Yikes! Where did the time go? 65 may have crept up on you or those you live with.. so it’s time to figure out Medicare, which starts generally when you turn 65: This is called your Initial Enrollment Period. It lasts for 7 months, starting 3 months before you turn 65, and ending 3 months after the month you turn 65. You may not want to wait until all the sudden it’s time to make choices and figure things out, so take a minute and get the basics down now.
While we have excellent resources to at least help start you down the path toward understanding the myriad of options, here is a link followed by the quick summary below: Know the Penalties for Delayed Enrollment in Medicare and (What You Need To Know About Medicare)

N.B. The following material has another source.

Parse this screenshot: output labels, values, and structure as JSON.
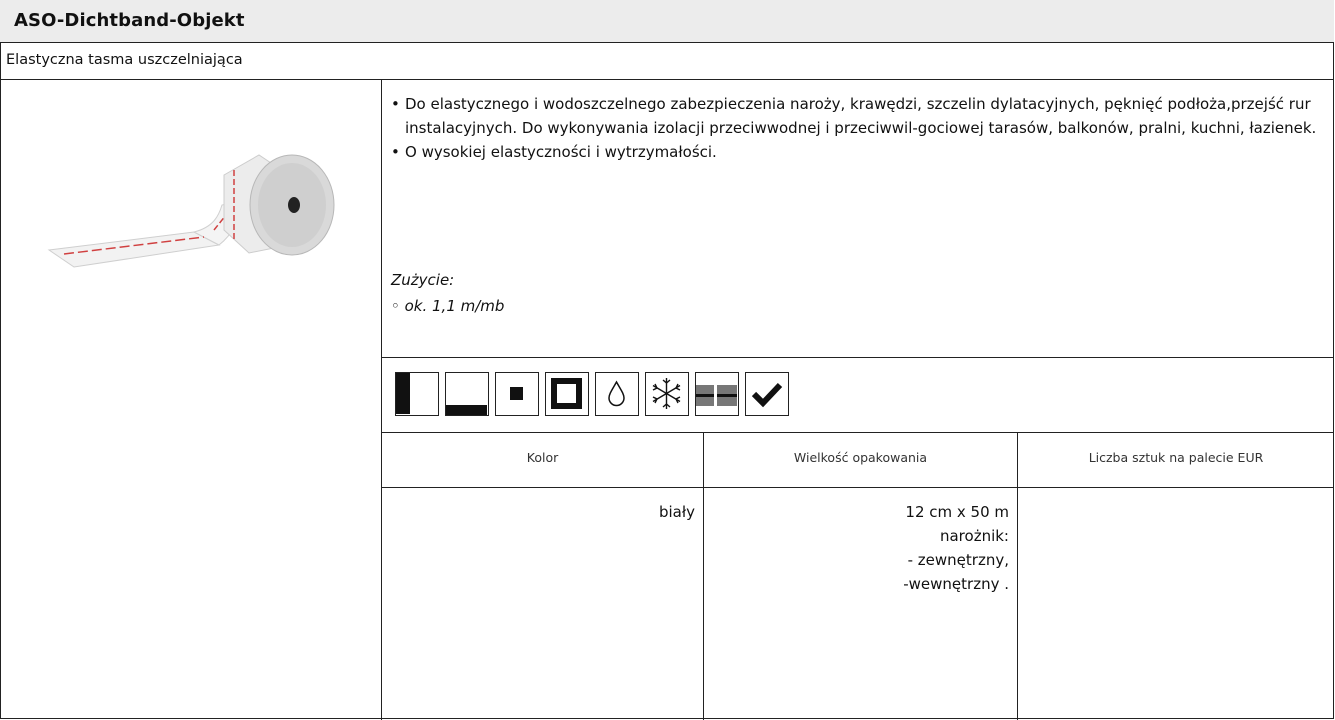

What are the “parts” of Medicare and what does each cover?
- Part A is hospital insurance and helps cover things like inpatient care in the hospital, skilled nursing facility care for short term rehabilitation after a hospital stay, hospice care, and some home health care.
- Part B is medical insurance and helps cover services from doctors and other health care providers, outpatient care, some home health care, durable medical equipment like wheelchairs and walkers, and many preventative services such as screenings and vaccines.
Other Medicare Parts
There are other parts of Medicare that are run by private insurance companies. They must comply with Medicare requirements.
- Part C also known as Medicare Advantage plans, take the place of traditional Medicare part A and B. Advantage plans are known to be cost-effective options that can provide additional services like gym memberships and vision coverage. Plans operate within a defined network of providers which can limit flexibility
- Part D helps to cover the cost of prescription drugs.
- Supplemental/Medigap policies cover more expenses than traditional Medicare, such as the co-pay on short-term rehabilitation days as well as offering access to a wider array of providers.